A monster in Greek mythology. Charybdis (pronounced "kar-IB-dis) had once been a beautiful nymph, a daughter of Poseidon and Gaia. She caused floods in order to expand her father's kingdom, until she was transformed by Zeus into a horrifying sea monster. She was, of course, one half of the Greek hip pop duo Scylla and Charybdis, though, like Andrew Ridgely, she tended to be overshadowed by her more visible partner.

Scylla and Charybdis lived on opposite sides of the narrow Strait of Messina -- Scylla was the six-headed serpentine beast in a cave high on a cliff, and Charybdis was the rarely-seen one who lived in a cave down at the water's edge. Three times a day, she would suck down a huge amount of water, then spit it back out again, forming a terrific whirlpool. While Scylla could reach down and snare a half-dozen sailors from any passing ship, Charybdis was considered the far more dangerous threat, as she could effortlessly destroy an entire ship all by herself. Not even the gods were capable of saving a ship that got trapped in Charybdis' maw. Together, Scylla and Charybdis were colossally deadly, and the Strait of Messina was considered completely impossible to navigate because of them. Only the Argonauts had been able to avoid both of the dangers, and that was because they had the guidance of Thetis, one of the Nereids.

In "The Odyssey", Odysseus was warned by Circe that his best bet for getting past Scylla and Charybdis was to sail as rapidly as he could and to keep to Scylla's side of the strait to avoid losing his ship and all his men to Charybdis' whirlpool. Odysseus was able to avoid Charybdis and get through the strait, but at the cost of six of his men, who were carried away by Scylla.

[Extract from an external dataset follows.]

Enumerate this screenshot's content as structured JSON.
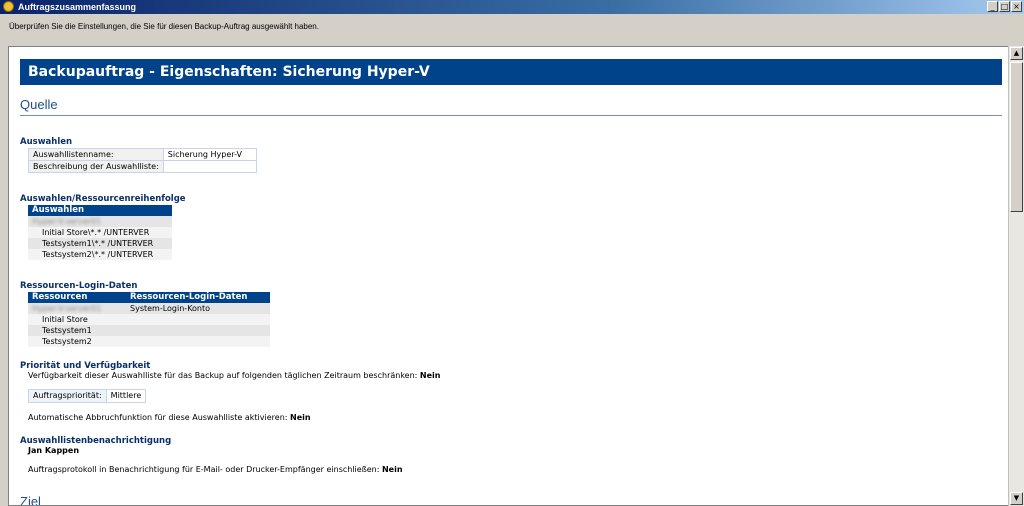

Research from http://www.pantheon.org/articles/c/charybdis.html, Bullfinch's Mythology, and http://homepage.mac.com/cparada/GML/Charybdis.html

Cha*ryb"dis (?), n. [L., Gr. .]

A dangerous whirlpool on the coast of Sicily opposite Scylla on the Italian coast. It is personified as a female monster. See Scylla.

 

© Webster 1913.

Log in or registerto write something here or to contact authors.